Problem requirements. All lines in the records that carry the string "Match" are to be shown.
+++ Data for this exercise
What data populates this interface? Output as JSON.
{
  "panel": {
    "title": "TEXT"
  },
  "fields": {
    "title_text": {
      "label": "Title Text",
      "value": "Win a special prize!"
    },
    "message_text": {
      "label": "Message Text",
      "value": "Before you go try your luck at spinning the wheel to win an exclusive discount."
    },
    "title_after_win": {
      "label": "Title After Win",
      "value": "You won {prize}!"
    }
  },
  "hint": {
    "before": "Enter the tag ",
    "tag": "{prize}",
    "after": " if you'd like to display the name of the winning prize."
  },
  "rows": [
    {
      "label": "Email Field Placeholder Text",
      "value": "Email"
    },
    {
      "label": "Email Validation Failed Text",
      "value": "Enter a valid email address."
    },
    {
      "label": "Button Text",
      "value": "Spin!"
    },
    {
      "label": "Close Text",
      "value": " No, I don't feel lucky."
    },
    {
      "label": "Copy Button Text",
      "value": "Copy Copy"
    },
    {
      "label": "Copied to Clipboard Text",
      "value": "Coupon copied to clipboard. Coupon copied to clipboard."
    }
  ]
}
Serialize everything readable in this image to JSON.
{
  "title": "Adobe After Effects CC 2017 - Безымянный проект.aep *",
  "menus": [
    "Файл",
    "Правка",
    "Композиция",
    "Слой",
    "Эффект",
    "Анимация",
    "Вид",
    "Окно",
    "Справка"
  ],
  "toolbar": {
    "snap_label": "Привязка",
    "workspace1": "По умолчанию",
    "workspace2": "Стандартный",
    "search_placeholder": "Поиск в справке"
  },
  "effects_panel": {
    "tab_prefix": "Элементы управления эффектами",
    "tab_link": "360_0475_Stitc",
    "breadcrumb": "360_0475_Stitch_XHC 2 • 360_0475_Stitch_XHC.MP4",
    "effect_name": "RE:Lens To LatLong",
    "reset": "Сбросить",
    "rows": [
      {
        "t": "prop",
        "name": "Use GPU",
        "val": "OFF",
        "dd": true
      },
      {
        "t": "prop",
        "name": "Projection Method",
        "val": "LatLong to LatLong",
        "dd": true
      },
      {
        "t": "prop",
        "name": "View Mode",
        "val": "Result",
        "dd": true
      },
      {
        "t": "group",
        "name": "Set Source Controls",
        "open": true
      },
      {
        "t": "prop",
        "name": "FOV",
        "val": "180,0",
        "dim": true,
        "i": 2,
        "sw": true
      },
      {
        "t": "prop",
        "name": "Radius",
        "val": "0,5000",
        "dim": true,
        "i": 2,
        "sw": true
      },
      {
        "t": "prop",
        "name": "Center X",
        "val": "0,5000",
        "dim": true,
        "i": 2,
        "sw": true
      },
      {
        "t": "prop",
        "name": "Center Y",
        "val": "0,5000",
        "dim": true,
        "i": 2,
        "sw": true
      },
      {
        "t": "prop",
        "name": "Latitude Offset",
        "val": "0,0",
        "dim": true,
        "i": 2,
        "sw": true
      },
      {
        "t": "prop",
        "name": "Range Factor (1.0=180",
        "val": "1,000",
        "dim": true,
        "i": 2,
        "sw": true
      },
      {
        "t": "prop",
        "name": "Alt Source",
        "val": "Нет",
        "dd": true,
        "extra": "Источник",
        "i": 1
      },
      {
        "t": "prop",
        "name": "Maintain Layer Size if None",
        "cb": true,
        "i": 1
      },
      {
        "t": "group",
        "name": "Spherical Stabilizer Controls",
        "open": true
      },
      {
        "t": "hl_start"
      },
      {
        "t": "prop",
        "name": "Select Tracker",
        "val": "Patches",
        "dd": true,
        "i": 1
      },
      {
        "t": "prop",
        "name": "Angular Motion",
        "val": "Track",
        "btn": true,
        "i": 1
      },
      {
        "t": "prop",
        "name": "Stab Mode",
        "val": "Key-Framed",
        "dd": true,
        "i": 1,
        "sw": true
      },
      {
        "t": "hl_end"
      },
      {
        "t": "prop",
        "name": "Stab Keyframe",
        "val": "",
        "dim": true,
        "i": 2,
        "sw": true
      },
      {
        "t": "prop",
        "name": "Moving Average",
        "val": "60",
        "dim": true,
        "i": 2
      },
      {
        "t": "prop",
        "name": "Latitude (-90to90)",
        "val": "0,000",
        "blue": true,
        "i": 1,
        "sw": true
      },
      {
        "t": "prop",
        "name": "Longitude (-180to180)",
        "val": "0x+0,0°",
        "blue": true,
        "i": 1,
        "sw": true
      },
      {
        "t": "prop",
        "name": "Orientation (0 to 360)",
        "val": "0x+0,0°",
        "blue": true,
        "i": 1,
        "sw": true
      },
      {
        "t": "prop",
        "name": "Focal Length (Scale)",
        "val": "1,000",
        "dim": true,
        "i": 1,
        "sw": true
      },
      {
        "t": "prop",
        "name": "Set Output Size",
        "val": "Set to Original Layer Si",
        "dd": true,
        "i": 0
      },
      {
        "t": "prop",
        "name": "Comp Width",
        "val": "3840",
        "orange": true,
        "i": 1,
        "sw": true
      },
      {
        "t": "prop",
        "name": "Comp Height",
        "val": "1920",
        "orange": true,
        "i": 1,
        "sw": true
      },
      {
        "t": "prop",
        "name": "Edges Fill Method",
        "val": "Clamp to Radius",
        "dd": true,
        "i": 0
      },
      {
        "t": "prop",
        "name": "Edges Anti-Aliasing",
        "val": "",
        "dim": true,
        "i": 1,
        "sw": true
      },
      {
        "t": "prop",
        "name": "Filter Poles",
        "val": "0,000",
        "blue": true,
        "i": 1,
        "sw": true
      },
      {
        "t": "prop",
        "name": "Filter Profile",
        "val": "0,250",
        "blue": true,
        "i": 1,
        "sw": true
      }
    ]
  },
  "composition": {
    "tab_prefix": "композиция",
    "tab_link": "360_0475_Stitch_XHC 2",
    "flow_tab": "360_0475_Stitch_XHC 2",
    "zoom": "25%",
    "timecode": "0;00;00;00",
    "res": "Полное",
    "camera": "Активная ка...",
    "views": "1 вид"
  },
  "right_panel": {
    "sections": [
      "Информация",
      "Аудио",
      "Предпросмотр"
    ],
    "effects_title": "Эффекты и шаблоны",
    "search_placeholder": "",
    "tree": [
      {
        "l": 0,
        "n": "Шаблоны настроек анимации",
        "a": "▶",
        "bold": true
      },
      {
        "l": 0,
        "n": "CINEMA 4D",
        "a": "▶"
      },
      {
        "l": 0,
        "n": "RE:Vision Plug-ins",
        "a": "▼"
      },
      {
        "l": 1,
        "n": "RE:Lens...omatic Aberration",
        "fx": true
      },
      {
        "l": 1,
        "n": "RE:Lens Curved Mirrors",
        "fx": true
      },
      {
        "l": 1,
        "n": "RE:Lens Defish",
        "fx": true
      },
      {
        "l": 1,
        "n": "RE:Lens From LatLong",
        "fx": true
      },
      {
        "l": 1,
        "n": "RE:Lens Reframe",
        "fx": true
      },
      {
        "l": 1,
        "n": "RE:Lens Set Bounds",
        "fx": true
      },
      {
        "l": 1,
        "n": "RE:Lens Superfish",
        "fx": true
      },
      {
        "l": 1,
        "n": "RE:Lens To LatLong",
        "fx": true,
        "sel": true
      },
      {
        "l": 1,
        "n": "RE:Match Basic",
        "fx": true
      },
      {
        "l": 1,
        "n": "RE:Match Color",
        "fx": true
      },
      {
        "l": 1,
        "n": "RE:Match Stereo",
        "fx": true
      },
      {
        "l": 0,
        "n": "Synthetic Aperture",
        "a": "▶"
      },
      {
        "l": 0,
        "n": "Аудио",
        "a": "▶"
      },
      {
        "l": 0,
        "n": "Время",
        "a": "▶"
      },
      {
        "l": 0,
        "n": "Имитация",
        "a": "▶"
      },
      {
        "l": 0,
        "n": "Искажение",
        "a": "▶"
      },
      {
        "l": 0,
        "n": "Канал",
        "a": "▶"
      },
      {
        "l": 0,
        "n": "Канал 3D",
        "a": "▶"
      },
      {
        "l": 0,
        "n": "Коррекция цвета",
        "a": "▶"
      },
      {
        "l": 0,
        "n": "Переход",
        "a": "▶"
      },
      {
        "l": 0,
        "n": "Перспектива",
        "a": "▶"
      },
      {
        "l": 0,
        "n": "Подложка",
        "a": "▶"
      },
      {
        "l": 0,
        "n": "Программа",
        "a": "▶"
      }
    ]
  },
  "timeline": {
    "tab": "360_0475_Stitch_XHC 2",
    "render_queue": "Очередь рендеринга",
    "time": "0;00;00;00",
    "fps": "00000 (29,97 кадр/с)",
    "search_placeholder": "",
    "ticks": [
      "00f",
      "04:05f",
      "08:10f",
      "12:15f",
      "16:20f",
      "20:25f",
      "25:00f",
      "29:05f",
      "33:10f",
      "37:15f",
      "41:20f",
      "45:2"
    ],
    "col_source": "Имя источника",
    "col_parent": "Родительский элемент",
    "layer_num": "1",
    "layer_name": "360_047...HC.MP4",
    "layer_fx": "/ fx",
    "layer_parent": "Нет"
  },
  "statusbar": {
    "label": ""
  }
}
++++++
Reply to the task.
        "n": "RE:Match Basic",
        "n": "RE:Match Color",
        "n": "RE:Match Stereo",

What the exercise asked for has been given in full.